Click to heara mountain gorilla in the wild

© Max Planck Gesellschaft

Why they are important

Mountain gorillas and humans share a common ancestry, and apart from orangutans, chimpanzees and bonobos, are more alike to us than any other species on Earth. They and other primates hold the key to understanding our evolutionary past. Increasingly, mountain gorillas are a prized ecotourism destination, generating income for all three governments and contributing significantly to local development.

How they are threatened

Despite their increasing population, mountain gorillas are still considered endangered by the International Union for Conservation of Nature (IUCN)’s Red List of Threatened Species. They remain highly vulnerable to threats such as habitat degradation or indiscriminate poaching (as illegal wire or rope snares intended to ensnare other species can kill or maim them). As their genes are 98-per-cent identical to human genes, gorillas are also susceptible to diseases that affect humans, including Ebola, anthrax, Marburg viruses and respiratory diseases.

With more than 600 people/km2, the Greater Virunga Landscape has one of the highest human population densities in rural Africa. Human pressure around the protected areas of this landscape is extremely high due to local communities’ heavy dependence on natural resources. The farms and human settlements surrounding the protected areas have heavily restricted the mountain gorillas’ remaining habitat. The pressure is such that the gorilla population may soon reach carrying capacity.

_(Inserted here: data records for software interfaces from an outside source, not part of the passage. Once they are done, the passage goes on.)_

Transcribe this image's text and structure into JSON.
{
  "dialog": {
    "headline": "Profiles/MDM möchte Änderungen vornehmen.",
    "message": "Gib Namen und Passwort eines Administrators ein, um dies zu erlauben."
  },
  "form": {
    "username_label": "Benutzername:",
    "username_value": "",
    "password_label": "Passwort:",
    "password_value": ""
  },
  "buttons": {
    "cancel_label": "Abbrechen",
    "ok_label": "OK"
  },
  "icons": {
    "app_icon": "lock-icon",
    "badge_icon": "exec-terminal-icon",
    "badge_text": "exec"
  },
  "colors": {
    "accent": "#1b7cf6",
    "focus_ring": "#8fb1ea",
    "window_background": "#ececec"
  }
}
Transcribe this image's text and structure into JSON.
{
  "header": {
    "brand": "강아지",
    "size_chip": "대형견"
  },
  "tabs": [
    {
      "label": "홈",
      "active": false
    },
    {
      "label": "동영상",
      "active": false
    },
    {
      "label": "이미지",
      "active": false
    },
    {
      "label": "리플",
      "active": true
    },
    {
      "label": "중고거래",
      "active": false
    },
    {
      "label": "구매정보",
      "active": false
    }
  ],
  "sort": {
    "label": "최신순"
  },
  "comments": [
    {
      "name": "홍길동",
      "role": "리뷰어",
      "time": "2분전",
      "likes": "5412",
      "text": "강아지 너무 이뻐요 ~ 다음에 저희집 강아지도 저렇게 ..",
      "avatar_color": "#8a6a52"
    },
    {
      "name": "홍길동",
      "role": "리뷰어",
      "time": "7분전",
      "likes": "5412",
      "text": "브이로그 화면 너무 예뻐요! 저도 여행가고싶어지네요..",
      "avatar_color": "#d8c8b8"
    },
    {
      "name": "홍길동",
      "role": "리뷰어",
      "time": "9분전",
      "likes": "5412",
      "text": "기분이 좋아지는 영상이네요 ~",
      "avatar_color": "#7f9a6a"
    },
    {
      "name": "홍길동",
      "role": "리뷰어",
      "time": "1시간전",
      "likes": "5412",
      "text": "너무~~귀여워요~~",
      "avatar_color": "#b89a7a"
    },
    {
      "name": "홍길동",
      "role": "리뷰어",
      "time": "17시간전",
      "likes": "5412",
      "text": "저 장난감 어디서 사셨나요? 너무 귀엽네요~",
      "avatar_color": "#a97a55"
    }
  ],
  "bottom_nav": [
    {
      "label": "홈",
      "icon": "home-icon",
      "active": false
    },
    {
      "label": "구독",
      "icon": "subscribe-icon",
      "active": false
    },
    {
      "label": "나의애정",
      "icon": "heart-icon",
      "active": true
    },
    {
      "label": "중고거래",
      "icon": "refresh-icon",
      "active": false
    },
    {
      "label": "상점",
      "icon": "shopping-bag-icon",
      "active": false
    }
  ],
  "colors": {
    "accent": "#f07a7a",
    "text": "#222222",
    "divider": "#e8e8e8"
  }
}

It is expected that climate change will increasingly exacerbate adverse impacts, intensifying existing challenges and creating new combinations of risks. While mountain gorillas are thought to be an adaptable species in the face of climate change, changes in human behaviour in response to climate change are also likely to affect them. These are known as the “indirect impacts of climate change” on mountain gorillas. Communities in the Greater Virunga Landscape are particularly vulnerable to climate change because of their heavy dependence on natural resources and subsistence farming and the absence of alternative livelihood options. Reduced water availability may lead to increased collection of drinking water inside national parks and further interference with the species.

The graph above shows the complex web of the interacting impacts of climate change and human activities, and how they could affect mountain gorillas. In the Greater Virunga Landscape, the Democratic Republic of the Congo, Rwanda and Uganda are already experiencing the impacts of a changing climate. Rising temperatures and ever more frequent extreme weather events could both have physiological impacts on gorillas. As an example, certain individuals have been observed using open water points, a new water drinking behaviour rarely recorded in the past. In addition, climate change impacts on ecosystems could also affect food availability for the species. Importantly, higher temperatures and more erratic rainfall will also likely lead to harvest loss and increasing food insecurity for local communities living in the vicinity of the mountain gorillas’ habitat. In compensation for livelihood losses, local people could increasingly partake in illegally extracting natural resources from the national parks, searching for drinking water, cutting down bamboo or setting snares. Unselective snare hunting can kill or injure mountain gorillas, and the increased disturbance can exacerbate the risk of disease transmission and habitat degradation.

For more information: Mountain Gorilla – Species Brief